According to the research, the grain yield could be increased by up to 90 per cent in some European countries when compared to typical harvests from commonly used varieties.
The authors say, if achieved, such improvements would go a long way to feeding the growing world population and would reduce pressure to convert wild habitats to farmland. Using existing data on the contribution of different genes to individual plant traits such as size, shape, metabolism and growth, the researchers ran simulations to create ‘perfect’ wheat plants that were tailored to each region.
When compared to the performance of locally adapted cultivars, in all cases they found wheat varieties were underperforming for grain yield, with an obvious ‘genetic yield gap’ between reality and possibility.
The scientists behind the study define a crop’s ‘genetic yield potential’ as the highest yield achievable by an idealised variety – in other words, a plant with a genome that allows it to capture water, sunlight and nutrients more efficiently than any other.
Lead researcher Dr Mikhail Semenov said, “Improving genetic yield potential and closing the genetic yield gap is important to achieve global food security. Europe is the largest wheat producer, delivering more than a third of wheat globally, but European wheat's yield potential from genetic improvements has not yet been realised.”
Dr Semenov and colleague, Dr Nimai Senapati, looked at six locally adapted wheat cultivars at 13 sites across the continent, representing the major and contrasting wheat-growing regions in Europe - from Spain in the south to Denmark in the north, and Hungary in the east to the UK in the west.
Using a computer model called Sirius, they ran millions of simulations, which demonstrated that many of the wheat traits that contribute to the amount of grain produced were well below their optimums.
Simulations were based on extensive data on the natural genetic variation underpinning major plant traits. These included tolerance and response to drought and heat stresses, the size and orientation of the light-capturing upper leaves, and the timing of key life cycle events.
Published in the journal Global Food Security, the results show that if their genomes were ‘fine-tuned’ to their environments, that wheat plants potentially produce up to 15 tonnes of grain per ha, with the idealised average 5.2 tonnes per ha greater than the current average.
“In other words, despite intensive wheat breeding efforts, current local cultivars were found to be far from the achievable optimum, meaning that a large genetic yield gap still exists for European wheat,” commented Prof Malcolm Hawkesford, who heads up the Plant Sciences Department at Rothamsted Research.

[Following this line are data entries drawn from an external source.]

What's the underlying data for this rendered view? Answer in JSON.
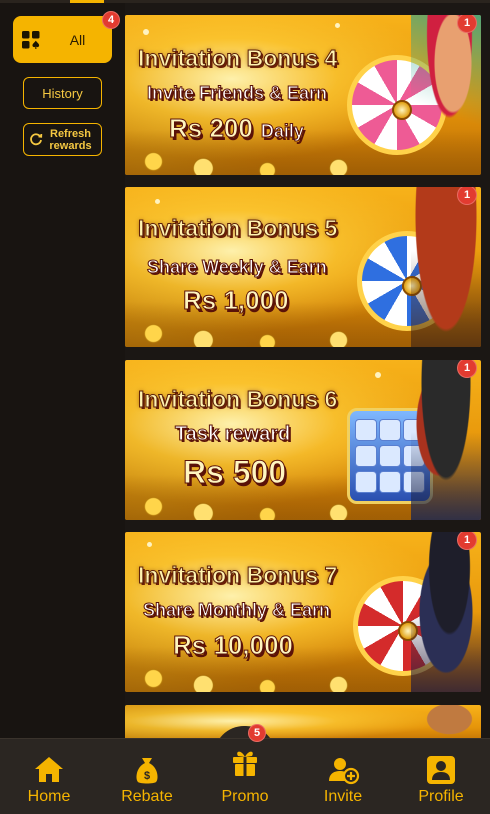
{
  "sidebar": {
    "all": {
      "label": "All",
      "badge": "4"
    },
    "history_label": "History",
    "refresh_label_1": "Refresh",
    "refresh_label_2": "rewards"
  },
  "banners": [
    {
      "title": "Invitation Bonus 4",
      "subtitle": "Invite Friends & Earn",
      "amount": "Rs 200",
      "suffix": "Daily",
      "badge": "1",
      "graphic": "pink-wheel-icon",
      "accent": "#e84a8a"
    },
    {
      "title": "Invitation Bonus 5",
      "subtitle": "Share Weekly & Earn",
      "amount": "Rs 1,000",
      "suffix": "",
      "badge": "1",
      "graphic": "blue-wheel-icon",
      "accent": "#2f6fe0"
    },
    {
      "title": "Invitation Bonus 6",
      "subtitle": "Task reward",
      "amount": "Rs 500",
      "suffix": "",
      "badge": "1",
      "graphic": "slot-machine-icon",
      "accent": "#3c7ae6"
    },
    {
      "title": "Invitation Bonus 7",
      "subtitle": "Share Monthly & Earn",
      "amount": "Rs 10,000",
      "suffix": "",
      "badge": "1",
      "graphic": "red-wheel-icon",
      "accent": "#d42b2b"
    }
  ],
  "nav": {
    "home": "Home",
    "rebate": "Rebate",
    "promo": "Promo",
    "promo_badge": "5",
    "invite": "Invite",
    "profile": "Profile"
  },
  "colors": {
    "accent": "#f5b400",
    "badge": "#e23b30",
    "background": "#1b1714",
    "nav_bg": "#2b2622"
  }
}
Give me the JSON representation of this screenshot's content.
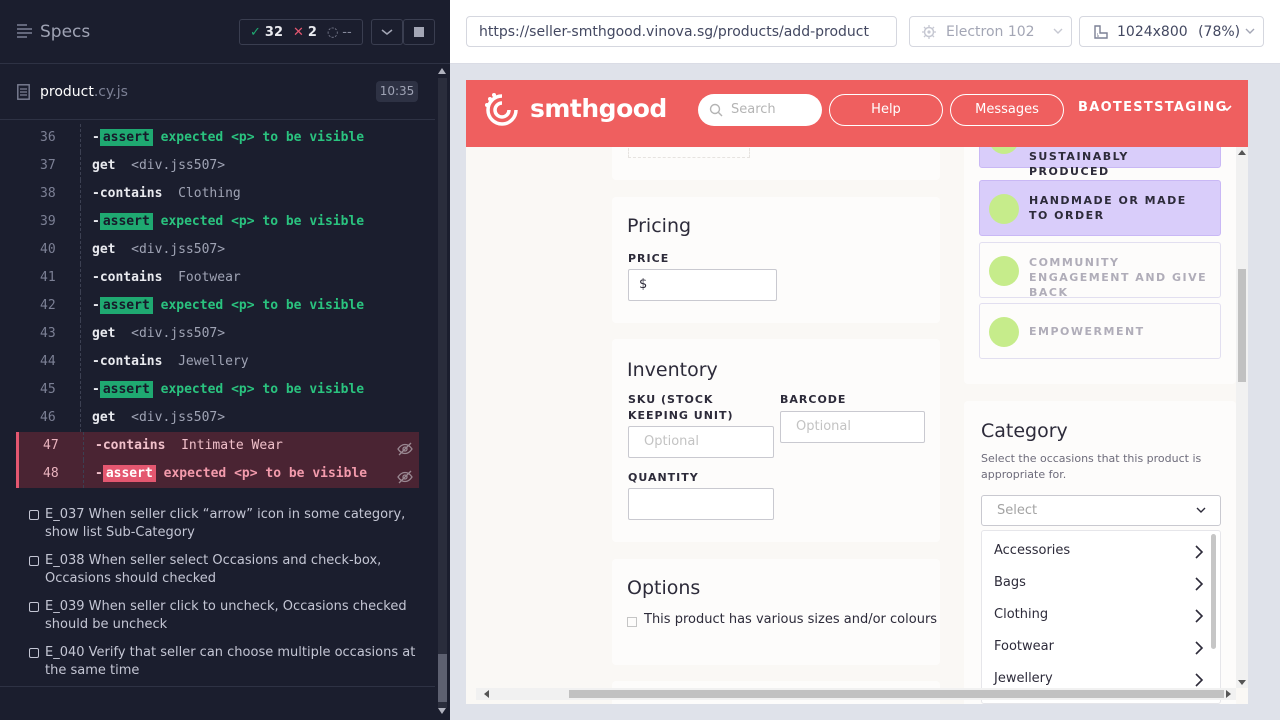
{
  "runner": {
    "specs_title": "Specs",
    "stats": {
      "passed": "32",
      "failed": "2",
      "pending": "--"
    },
    "file": {
      "name": "product",
      "ext": ".cy.js",
      "time": "10:35"
    },
    "commands": [
      {
        "line": "36",
        "kind": "assert",
        "name": "-",
        "tag": "assert",
        "text": "expected <p> to be visible"
      },
      {
        "line": "37",
        "kind": "cmd",
        "name": "get",
        "arg": "<div.jss507>"
      },
      {
        "line": "38",
        "kind": "cmd",
        "name": "-contains",
        "arg": "Clothing"
      },
      {
        "line": "39",
        "kind": "assert",
        "name": "-",
        "tag": "assert",
        "text": "expected <p> to be visible"
      },
      {
        "line": "40",
        "kind": "cmd",
        "name": "get",
        "arg": "<div.jss507>"
      },
      {
        "line": "41",
        "kind": "cmd",
        "name": "-contains",
        "arg": "Footwear"
      },
      {
        "line": "42",
        "kind": "assert",
        "name": "-",
        "tag": "assert",
        "text": "expected <p> to be visible"
      },
      {
        "line": "43",
        "kind": "cmd",
        "name": "get",
        "arg": "<div.jss507>"
      },
      {
        "line": "44",
        "kind": "cmd",
        "name": "-contains",
        "arg": "Jewellery"
      },
      {
        "line": "45",
        "kind": "assert",
        "name": "-",
        "tag": "assert",
        "text": "expected <p> to be visible"
      },
      {
        "line": "46",
        "kind": "cmd",
        "name": "get",
        "arg": "<div.jss507>"
      },
      {
        "line": "47",
        "kind": "cmd-failed",
        "name": "-contains",
        "arg": "Intimate Wear"
      },
      {
        "line": "48",
        "kind": "assert-failed",
        "name": "-",
        "tag": "assert",
        "text": "expected <p> to be visible"
      }
    ],
    "tests": [
      "E_037 When seller click “arrow” icon in some category, show list Sub-Category",
      "E_038 When seller select Occasions and check-box, Occasions should checked",
      "E_039 When seller click to uncheck, Occasions checked should be uncheck",
      "E_040 Verify that seller can choose multiple occasions at the same time"
    ]
  },
  "browser_bar": {
    "url": "https://seller-smthgood.vinova.sg/products/add-product",
    "browser": "Electron 102",
    "viewport": "1024x800",
    "zoom": "(78%)"
  },
  "app": {
    "logo": "smthgood",
    "search_placeholder": "Search",
    "help": "Help",
    "messages": "Messages",
    "user": "BAOTESTSTAGING",
    "pricing": {
      "title": "Pricing",
      "price_label": "PRICE",
      "price_value": "$"
    },
    "inventory": {
      "title": "Inventory",
      "sku_label": "SKU (STOCK KEEPING UNIT)",
      "sku_placeholder": "Optional",
      "barcode_label": "BARCODE",
      "barcode_placeholder": "Optional",
      "quantity_label": "QUANTITY"
    },
    "options": {
      "title": "Options",
      "checkbox_label": "This product has various sizes and/or colours"
    },
    "values": [
      {
        "label": "SUSTAINABLY PRODUCED",
        "selected": true
      },
      {
        "label": "HANDMADE OR MADE TO ORDER",
        "selected": true
      },
      {
        "label": "COMMUNITY ENGAGEMENT AND GIVE BACK",
        "selected": false
      },
      {
        "label": "EMPOWERMENT",
        "selected": false
      }
    ],
    "category": {
      "title": "Category",
      "description": "Select the occasions that this product is appropriate for.",
      "select_placeholder": "Select",
      "items": [
        "Accessories",
        "Bags",
        "Clothing",
        "Footwear",
        "Jewellery"
      ]
    }
  },
  "colors": {
    "brand": "#ef5f5f",
    "pass": "#1fa971",
    "fail": "#e45770",
    "value_selected": "#d9cdfa"
  }
}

Wheat was first domesticated about 11,000 years ago, but despite this – and not to mention the sequencing of its entire genome in 2018 – the crop is still some way from being at its ‘genetic best’.
It has been predicted that global food production needs to increase by about 70% by 2050 to feed an estimated nine billion people.